"As the cars have grown apart, the engineering behind the cars has actually grown closer together," said Jack Roush, a former Ford engineer who now owns the blue oval's most potent race team. "I think probably more than any other time, the communication between our engineers and the engineers on the street and consumer side is constant."

Reverse engineering
When Ford rolled its new Flex crossover SUV into showrooms this week, one of the minds behind its design also worked in Cup Series paddocks from Daytona to Fontana.

Thirty-three-year-old Louis Jamail served as vehicle dynamics engineer for the Flex, helping to design a ride that isn't a gigantic gas-guzzling SUV, but with five doors and seating for seven isn't exactly a car, either.

"It looks like and carries all the amenities that consumers are used to with an SUV," explained the Ohio State grad. "But it drives and handles like a car. Just because you want to haul a bunch of stuff and people doesn't mean it should be boring to drive."

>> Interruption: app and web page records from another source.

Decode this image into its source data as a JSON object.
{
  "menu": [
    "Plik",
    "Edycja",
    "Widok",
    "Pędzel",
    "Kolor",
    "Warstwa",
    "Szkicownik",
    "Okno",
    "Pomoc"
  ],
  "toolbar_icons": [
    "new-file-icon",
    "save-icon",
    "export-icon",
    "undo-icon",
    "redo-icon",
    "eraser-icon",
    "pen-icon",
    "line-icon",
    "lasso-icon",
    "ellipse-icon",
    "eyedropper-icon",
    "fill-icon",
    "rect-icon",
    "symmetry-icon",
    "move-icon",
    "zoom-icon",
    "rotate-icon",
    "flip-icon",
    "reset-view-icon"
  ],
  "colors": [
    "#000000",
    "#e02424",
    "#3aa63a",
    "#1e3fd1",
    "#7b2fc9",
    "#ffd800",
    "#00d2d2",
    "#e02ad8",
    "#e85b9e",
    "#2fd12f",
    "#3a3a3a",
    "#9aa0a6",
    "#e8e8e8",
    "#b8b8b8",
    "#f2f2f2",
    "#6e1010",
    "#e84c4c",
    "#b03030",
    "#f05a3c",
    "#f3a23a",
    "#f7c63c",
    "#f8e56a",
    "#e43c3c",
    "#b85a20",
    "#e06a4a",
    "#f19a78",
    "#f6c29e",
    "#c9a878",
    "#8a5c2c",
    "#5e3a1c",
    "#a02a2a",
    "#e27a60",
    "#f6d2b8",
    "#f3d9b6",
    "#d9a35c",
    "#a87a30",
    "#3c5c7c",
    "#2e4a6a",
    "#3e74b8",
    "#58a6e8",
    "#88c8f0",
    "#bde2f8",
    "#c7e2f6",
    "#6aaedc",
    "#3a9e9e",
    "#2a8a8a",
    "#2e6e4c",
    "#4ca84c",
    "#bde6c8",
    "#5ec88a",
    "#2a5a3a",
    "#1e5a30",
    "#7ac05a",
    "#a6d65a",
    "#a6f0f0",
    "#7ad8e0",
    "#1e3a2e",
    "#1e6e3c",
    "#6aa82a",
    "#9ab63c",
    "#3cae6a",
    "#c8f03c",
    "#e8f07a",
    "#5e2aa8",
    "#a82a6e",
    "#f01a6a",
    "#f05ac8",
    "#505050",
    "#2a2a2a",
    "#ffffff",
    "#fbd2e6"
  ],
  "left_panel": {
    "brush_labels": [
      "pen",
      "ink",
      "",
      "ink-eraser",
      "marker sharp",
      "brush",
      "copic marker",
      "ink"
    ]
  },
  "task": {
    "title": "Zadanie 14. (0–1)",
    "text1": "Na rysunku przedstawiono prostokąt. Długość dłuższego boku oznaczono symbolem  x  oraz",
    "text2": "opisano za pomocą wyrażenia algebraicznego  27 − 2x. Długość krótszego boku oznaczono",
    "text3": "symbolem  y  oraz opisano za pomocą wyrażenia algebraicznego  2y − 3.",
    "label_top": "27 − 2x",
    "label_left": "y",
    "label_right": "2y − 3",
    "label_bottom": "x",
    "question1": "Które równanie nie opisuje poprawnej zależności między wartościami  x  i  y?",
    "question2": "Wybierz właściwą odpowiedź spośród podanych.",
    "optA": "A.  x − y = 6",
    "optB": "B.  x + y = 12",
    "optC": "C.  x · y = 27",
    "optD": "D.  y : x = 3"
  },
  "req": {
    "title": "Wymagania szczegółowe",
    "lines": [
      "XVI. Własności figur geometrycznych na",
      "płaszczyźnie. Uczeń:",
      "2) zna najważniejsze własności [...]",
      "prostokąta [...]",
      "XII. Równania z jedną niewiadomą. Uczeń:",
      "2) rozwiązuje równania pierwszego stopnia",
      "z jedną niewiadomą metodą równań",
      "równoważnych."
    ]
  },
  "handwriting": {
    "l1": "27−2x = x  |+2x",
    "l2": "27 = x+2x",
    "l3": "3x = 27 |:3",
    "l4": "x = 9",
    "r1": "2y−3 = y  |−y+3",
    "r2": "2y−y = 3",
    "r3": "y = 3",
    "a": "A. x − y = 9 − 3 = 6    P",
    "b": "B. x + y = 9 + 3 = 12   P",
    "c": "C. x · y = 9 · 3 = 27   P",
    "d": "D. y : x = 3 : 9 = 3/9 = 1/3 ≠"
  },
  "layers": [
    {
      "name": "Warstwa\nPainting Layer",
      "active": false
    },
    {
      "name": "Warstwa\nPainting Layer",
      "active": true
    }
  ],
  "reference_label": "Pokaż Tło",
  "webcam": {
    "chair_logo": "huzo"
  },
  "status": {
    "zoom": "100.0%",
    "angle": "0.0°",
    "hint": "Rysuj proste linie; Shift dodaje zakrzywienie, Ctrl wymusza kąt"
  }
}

Jamail knows a little something about exciting rides. In 1999 he helped develop racing chassis for Ford, leaving his office in Dearborn for weeks at a time to set up camp as the official engineering liaison for Ricky Rudd's Ford-backed race team as well as Robert Yates Racing. He helped develop and fine-tune the new-look '99 Taurus that Dale Jarrett used to win the Cup title and Ford rode to the manufacturers' championship.

Then it was back to Michigan to begin work on what would become the Flex, along with a new NASCAR-honed more flexible mind-set.

"When I came back to work on street projects, the biggest thing racing did was change how I approached it," Jamail said. "In racing, decisions have to be made very fast and solutions have to be developed even faster. Because of that you're able to rationalize and make decisions quicker in the production setting. The benefit to having worked in racing isn't about bringing parts and pieces back with you, it's about bringing back a process."

Jamail wasn't the first to be plucked from racing for his newly learned high-speed know-how. The overhauled 2005 Ford Mustang was the brainchild of Ford Racing alum Hau Thai-Tang, who is now Ford's product development director in Brazil. And engine guru Mose Nowland has spent more than 50 years using knowledge gleaned from Talladega and Le Mans to produce horsepower on the street.

Most members of Ford's current NASCAR liaison group, including vehicle dynamics and chassis supervisor Pat DiMarco, have done tours of duty through the consumer street division. That's no accident. Engineers are constantly being sent to the garage for two-year stints and then moved into production vehicles or vice versa.

The big bosses in Detroit know the benefits of garage time, from practical applications such as using the wind tunnel to find fuel efficiency to the racer's swagger that makes the whole office feel a little better about the job it's doing.

"I deal with a lot people in a lot of different departments," Jamail said, adding that he still hits the proving grounds with the Ford Racing test team from time to time. "You can tell almost immediately who has racing experience. There's just a different mind-set, a different way of going about business. It's engrained in you."

You can go home again
Years of success in racing created a whole new generation of engineers who have helped Ford strengthen its position as a global auto giant. So when its NASCAR teams put up a cry for help last season, it wasn't hard to find some folks in Dearborn who were willing to help out. The result was a fresh influx of engineering help and advice and a fast start to the '08 season.

"We have all benefited from our racing experience," Jamail explained with the deliberate tones of an engineer. "And on the production side we still benefit from the exposure and success of our race teams. When we launch a new model like the Flex and all the publicity and exposure that comes with it, I think it helps them in the same way."

Win on Monday, win on Sunday.

Ryan McGee, a senior writer for ESPN The Magazine, is the author of "ESPN Ultimate NASCAR: 100 Defining Moments in Stock Car Racing History." He can be reached at mcgeespn@yahoo.com.